This latest study may help to improve our understanding and knowledge of psychedelic substances, and how they may be incorporated into new therapies that will benefit patients in the future.
Intentional drug overdose is the most common method of self-harm. As mental health conditions are very common in self-harm patients, the medication used to treat these disorders can become the means for the act of self-harm.
Find out what a study shows are the most used medicines for self harm and what can be done to overcome this issue.
Water is essential for the body to function. The human body is made up of 65% water, which is needed for various processes and reactions such as circulation, metabolism, body temperature and waste removal. If the body doesn’t have enough water, these physiological processes can be impaired.
The brain and heart are composed of 73% water, the lungs are about 83% water, the skin contains 64% water, muscles and kidneys are 79% and even your bones are made up of 31% water! You can now see why it’s so important to keep yourself hydrated if you want your body and mind to function optimally and as healthily as possible.
Reading this article will give you top tips and tricks to improve your fluid intake, recognise the signs of dehydration, over hydration and much, much more!
It makes people go on downing wine, beer or spirits – even when they have had enough. The discovery opens the door to new drug therapies that combat alcohol misuse disorders.
While many people love the odd tipple, others get hooked on booze – and don’t know when to stop. It is the key to addiction – making a minority of individuals vulnerable to potential dangers.
This article looks at the difference between being able to put on the brakes in a normal manner, as rats did in their experiment, and not being able to stop themselves.
England and Wales have yet again recorded their highest ever number of drug-related deaths, according to the latest figures from the Office for National Statistics (ONS).
This eye-opening article really shows why we must not take our eye off of the prize when it comes to the combined effort that we all provide in an attempt to overcome our addiction and substance misuse crisis!
New updates have been launched by the ACMD (Advisory Council on the Misuse of Drugs) in relation to reducing the barriers to research using compounds described by the third generation synthetic cannabinoid receptor agonists generic definition.
The ACMD (Advisory Council on the Advisory Council on the Misuse of Drugs) and MHRA (Medicines & Healthcare products

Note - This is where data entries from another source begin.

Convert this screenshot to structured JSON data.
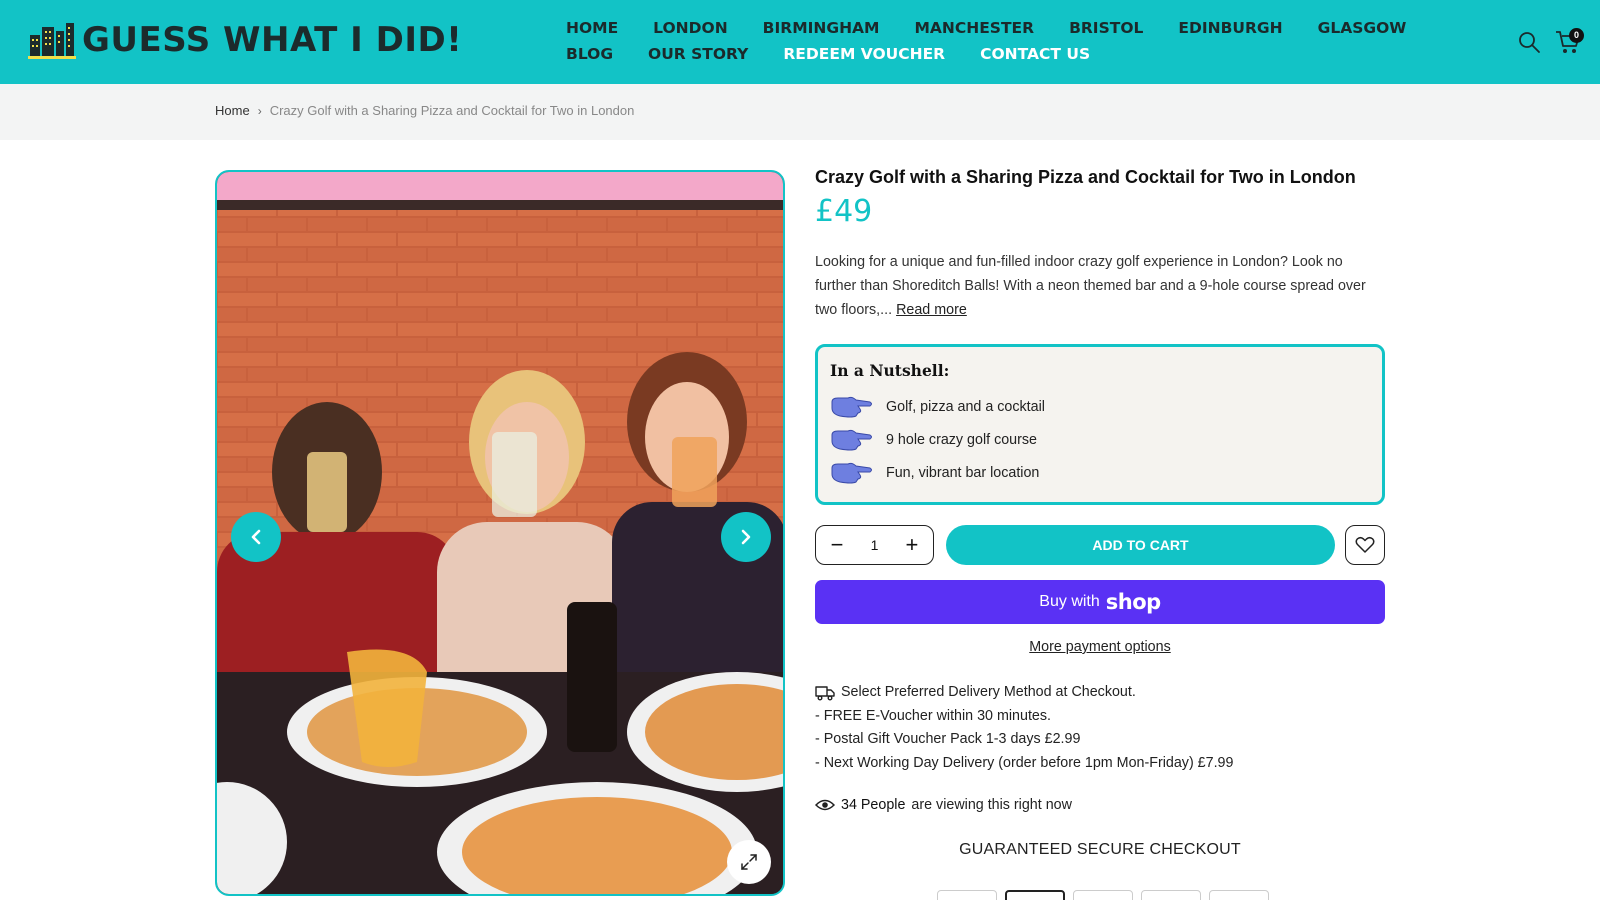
{
  "brand": {
    "logo_text": "GUESS WHAT I DID!",
    "accent_color": "#12c3c6",
    "shop_color": "#5a31f4"
  },
  "nav": {
    "items": [
      {
        "label": "HOME",
        "style": "dark"
      },
      {
        "label": "LONDON",
        "style": "dark"
      },
      {
        "label": "BIRMINGHAM",
        "style": "dark"
      },
      {
        "label": "MANCHESTER",
        "style": "dark"
      },
      {
        "label": "BRISTOL",
        "style": "dark"
      },
      {
        "label": "EDINBURGH",
        "style": "dark"
      },
      {
        "label": "GLASGOW",
        "style": "dark"
      },
      {
        "label": "BLOG",
        "style": "dark"
      },
      {
        "label": "OUR STORY",
        "style": "dark"
      },
      {
        "label": "REDEEM VOUCHER",
        "style": "light"
      },
      {
        "label": "CONTACT US",
        "style": "light"
      }
    ]
  },
  "header": {
    "search_icon": "search-icon",
    "cart_icon": "cart-icon",
    "cart_count": "0"
  },
  "breadcrumb": {
    "home": "Home",
    "current": "Crazy Golf with a Sharing Pizza and Cocktail for Two in London"
  },
  "product": {
    "title": "Crazy Golf with a Sharing Pizza and Cocktail for Two in London",
    "price": "£49",
    "description": "Looking for a unique and fun-filled indoor crazy golf experience in London? Look no further than Shoreditch Balls! With a neon themed bar and a 9-hole course spread over two floors,...",
    "read_more": "Read more"
  },
  "nutshell": {
    "title": "In a Nutshell:",
    "items": [
      "Golf, pizza and a cocktail",
      "9 hole crazy golf course",
      "Fun, vibrant bar location"
    ]
  },
  "cart": {
    "quantity": "1",
    "minus": "−",
    "plus": "+",
    "add_to_cart": "ADD TO CART",
    "wishlist_icon": "heart-icon"
  },
  "payment": {
    "buy_with": "Buy with",
    "shop_brand": "shop",
    "more_options": "More payment options"
  },
  "delivery": {
    "heading": "Select Preferred Delivery Method at Checkout.",
    "lines": [
      "- FREE E-Voucher within 30 minutes.",
      "- Postal Gift Voucher Pack 1-3 days £2.99",
      "- Next Working Day Delivery (order before 1pm Mon-Friday) £7.99"
    ]
  },
  "viewing": {
    "count": "34 People",
    "suffix": "are viewing this right now"
  },
  "secure": {
    "label": "GUARANTEED SECURE CHECKOUT"
  }
}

Regulatory Agency) has evaluated the risk of substance abuse and physical dependency of the medicine Sunosi (Solriamfetol). Sunosi is a once-daily prescription medicine used to improve wakefulness in adults with excessive daytime sleepiness due to obstructive sleep apnoea or narcolepsy.
Find out all you need to know and more in our article on the subject here!…

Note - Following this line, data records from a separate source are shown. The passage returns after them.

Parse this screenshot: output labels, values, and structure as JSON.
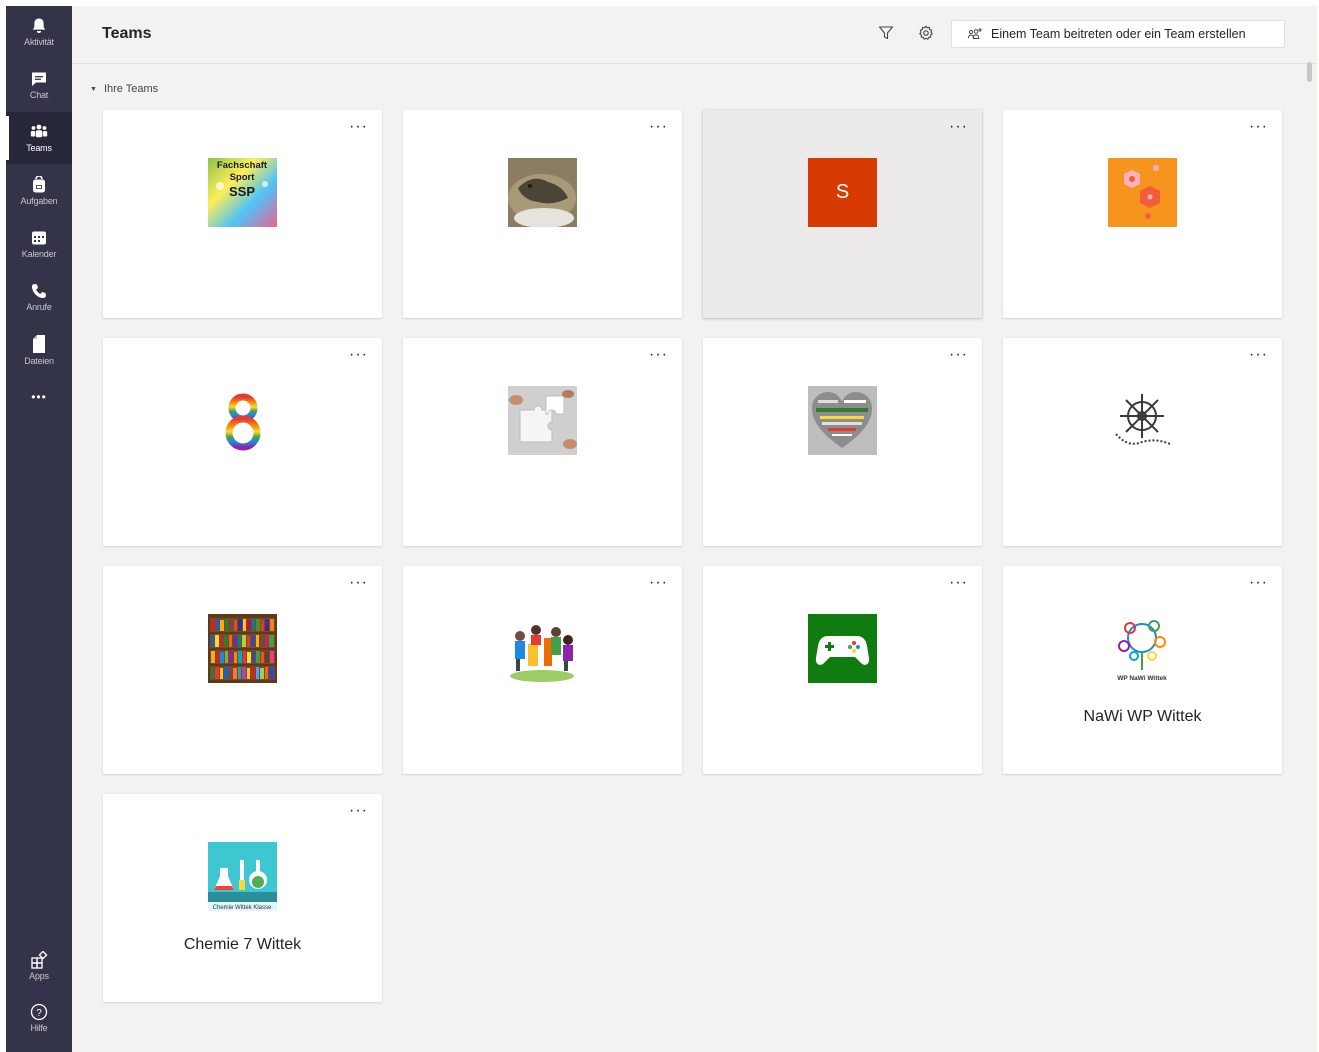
{
  "rail": {
    "items": [
      {
        "label": "Aktivität"
      },
      {
        "label": "Chat"
      },
      {
        "label": "Teams"
      },
      {
        "label": "Aufgaben"
      },
      {
        "label": "Kalender"
      },
      {
        "label": "Anrufe"
      },
      {
        "label": "Dateien"
      }
    ],
    "more": "•••",
    "apps": "Apps",
    "help": "Hilfe"
  },
  "header": {
    "title": "Teams",
    "join_button": "Einem Team beitreten oder ein Team erstellen"
  },
  "section": {
    "label": "Ihre Teams"
  },
  "cards": {
    "more": "···",
    "items": [
      {
        "avatar_text_1": "Fachschaft",
        "avatar_text_2": "Sport",
        "avatar_text_3": "SSP",
        "name": ""
      },
      {
        "name": ""
      },
      {
        "avatar_letter": "S",
        "name": ""
      },
      {
        "name": ""
      },
      {
        "name": ""
      },
      {
        "name": ""
      },
      {
        "name": ""
      },
      {
        "name": ""
      },
      {
        "name": ""
      },
      {
        "name": ""
      },
      {
        "name": ""
      },
      {
        "avatar_caption": "WP NaWi Wittek",
        "name": "NaWi WP Wittek"
      },
      {
        "avatar_caption": "Chemie Wittek Klasse",
        "name": "Chemie 7 Wittek"
      }
    ]
  },
  "colors": {
    "rail_bg": "#33344a",
    "page_bg": "#f3f2f1",
    "s_avatar": "#d83b01",
    "orange_avatar": "#f7941d",
    "game_avatar": "#107c10",
    "chem_avatar": "#3ec7d1"
  }
}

Despite the fact that psychology students are more likely to be women than men, and that women outnumber men in the clinical psychology workforce, women in psychology publish less, receive fewer citations and are underrepresented at senior positions within University departments. This juxtaposition of over and underrepresentation poses an interesting question about how people perceive gender roles within the field. Find out why this may be, along with more information about their research experiment and what their findings may show.
A new study has shed light on how drugs taken by humans can affect fish. The study showed that brown trout exposed to methamphetamine in their water changed their behaviour, brain function and had long term effects upon their behaviour and natural processes.

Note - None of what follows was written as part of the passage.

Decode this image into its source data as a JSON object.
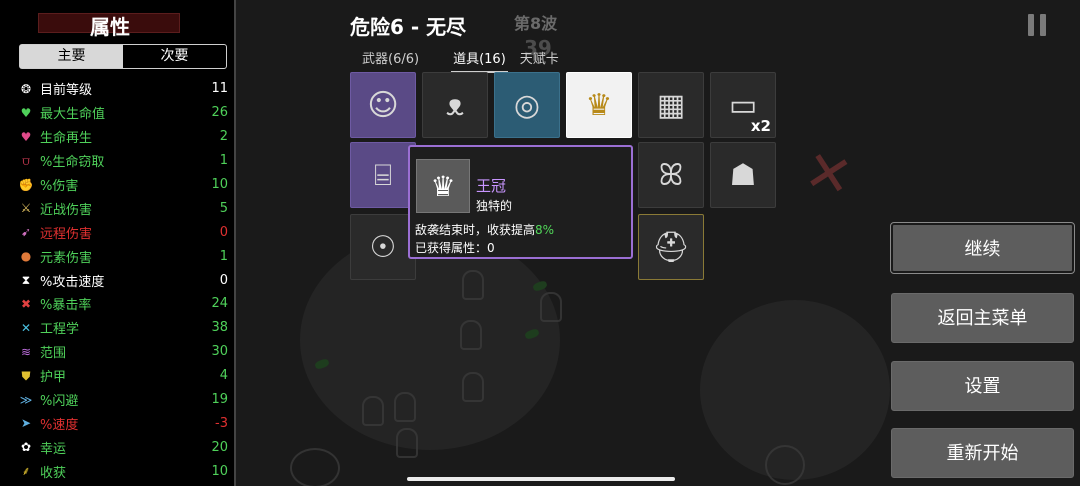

Around 269 million people worldwide use drugs each year, and the byproducts end up in our sewers. Sewage treatment plants don’t routinely filter out drugs. One study estimates it’d cost over £36 million to upgrade wastewater treatment plants to remove these chemicals in England and Wales alone.
In a recent study published in the Journal of Experimental Biology, researchers in the Czech Republic investigated how methamphetamine – a stimulant with a growing number of users worldwide – might be affecting wild brown trout.
They examined whether concentrations of methamphetamine and one of its byproducts, amphetamine, which were estimated from other studies that have measured illicit drug concentrations in waterways, could be detected in the brains of brown trout. They also looked at whether these concentrations were enough to cause the animals to become addicted.
To find out what the full results of this study show, how it may affect you and what you can do to help can all be found inside our article!